- [Assigned task] Please copy every line from the following entries in which the word "icon" appears.

- [Source material]
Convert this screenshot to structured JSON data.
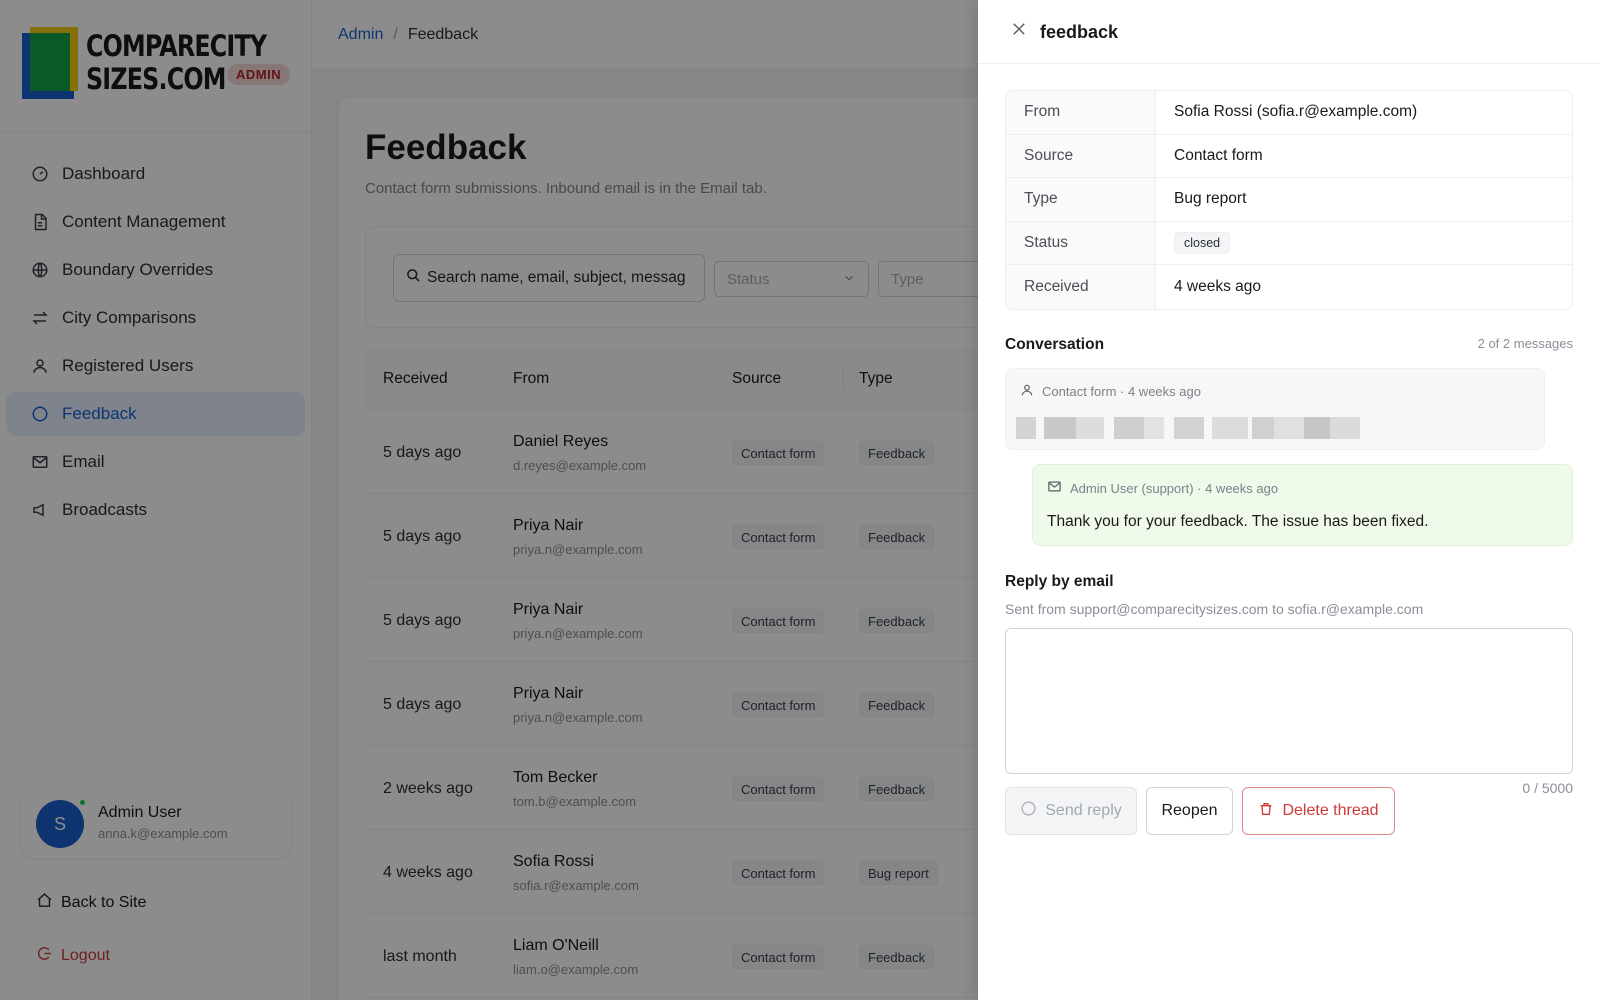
{
  "brand": {
    "logo_text_line1": "COMPARECITY",
    "logo_text_line2": "SIZES.COM",
    "badge": "ADMIN"
  },
  "sidebar": {
    "items": [
      {
        "label": "Dashboard",
        "icon": "dashboard-icon"
      },
      {
        "label": "Content Management",
        "icon": "document-icon"
      },
      {
        "label": "Boundary Overrides",
        "icon": "globe-icon"
      },
      {
        "label": "City Comparisons",
        "icon": "compare-arrows-icon"
      },
      {
        "label": "Registered Users",
        "icon": "user-icon"
      },
      {
        "label": "Feedback",
        "icon": "chat-bubble-icon",
        "active": true
      },
      {
        "label": "Email",
        "icon": "mail-icon"
      },
      {
        "label": "Broadcasts",
        "icon": "megaphone-icon"
      }
    ],
    "user": {
      "initial": "S",
      "name": "Admin User",
      "email": "anna.k@example.com"
    },
    "back_to_site": "Back to Site",
    "logout": "Logout"
  },
  "breadcrumb": {
    "root": "Admin",
    "separator": "/",
    "current": "Feedback"
  },
  "page": {
    "title": "Feedback",
    "subtitle": "Contact form submissions. Inbound email is in the Email tab."
  },
  "filters": {
    "search_value": "Search name, email, subject, messag",
    "status_placeholder": "Status",
    "type_placeholder": "Type"
  },
  "table": {
    "headers": {
      "received": "Received",
      "from": "From",
      "source": "Source",
      "type": "Type"
    },
    "rows": [
      {
        "received": "5 days ago",
        "name": "Daniel Reyes",
        "email": "d.reyes@example.com",
        "source": "Contact form",
        "type": "Feedback"
      },
      {
        "received": "5 days ago",
        "name": "Priya Nair",
        "email": "priya.n@example.com",
        "source": "Contact form",
        "type": "Feedback"
      },
      {
        "received": "5 days ago",
        "name": "Priya Nair",
        "email": "priya.n@example.com",
        "source": "Contact form",
        "type": "Feedback"
      },
      {
        "received": "5 days ago",
        "name": "Priya Nair",
        "email": "priya.n@example.com",
        "source": "Contact form",
        "type": "Feedback"
      },
      {
        "received": "2 weeks ago",
        "name": "Tom Becker",
        "email": "tom.b@example.com",
        "source": "Contact form",
        "type": "Feedback"
      },
      {
        "received": "4 weeks ago",
        "name": "Sofia Rossi",
        "email": "sofia.r@example.com",
        "source": "Contact form",
        "type": "Bug report"
      },
      {
        "received": "last month",
        "name": "Liam O'Neill",
        "email": "liam.o@example.com",
        "source": "Contact form",
        "type": "Feedback"
      }
    ]
  },
  "drawer": {
    "title": "feedback",
    "details": {
      "from_label": "From",
      "from_value": "Sofia Rossi (sofia.r@example.com)",
      "source_label": "Source",
      "source_value": "Contact form",
      "type_label": "Type",
      "type_value": "Bug report",
      "status_label": "Status",
      "status_value": "closed",
      "received_label": "Received",
      "received_value": "4 weeks ago"
    },
    "conversation": {
      "title": "Conversation",
      "count": "2 of 2 messages",
      "messages": [
        {
          "meta": "Contact form · 4 weeks ago",
          "icon": "user-icon"
        },
        {
          "meta": "Admin User (support) · 4 weeks ago",
          "icon": "mail-icon",
          "text": "Thank you for your feedback. The issue has been fixed."
        }
      ]
    },
    "reply": {
      "title": "Reply by email",
      "subtitle": "Sent from support@comparecitysizes.com to sofia.r@example.com",
      "value": "",
      "char_count": "0 / 5000",
      "send_label": "Send reply",
      "reopen_label": "Reopen",
      "delete_label": "Delete thread"
    }
  },
  "colors": {
    "accent": "#1d5fd0",
    "danger": "#d03a3a",
    "admin_reply_bg": "#f0faea"
  }
}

- [Output of the exercise]
        "icon": "dashboard-icon"
        "icon": "document-icon"
        "icon": "globe-icon"
        "icon": "compare-arrows-icon"
        "icon": "user-icon"
        "icon": "chat-bubble-icon",
        "icon": "mail-icon"
        "icon": "megaphone-icon"
          "icon": "user-icon"
          "icon": "mail-icon",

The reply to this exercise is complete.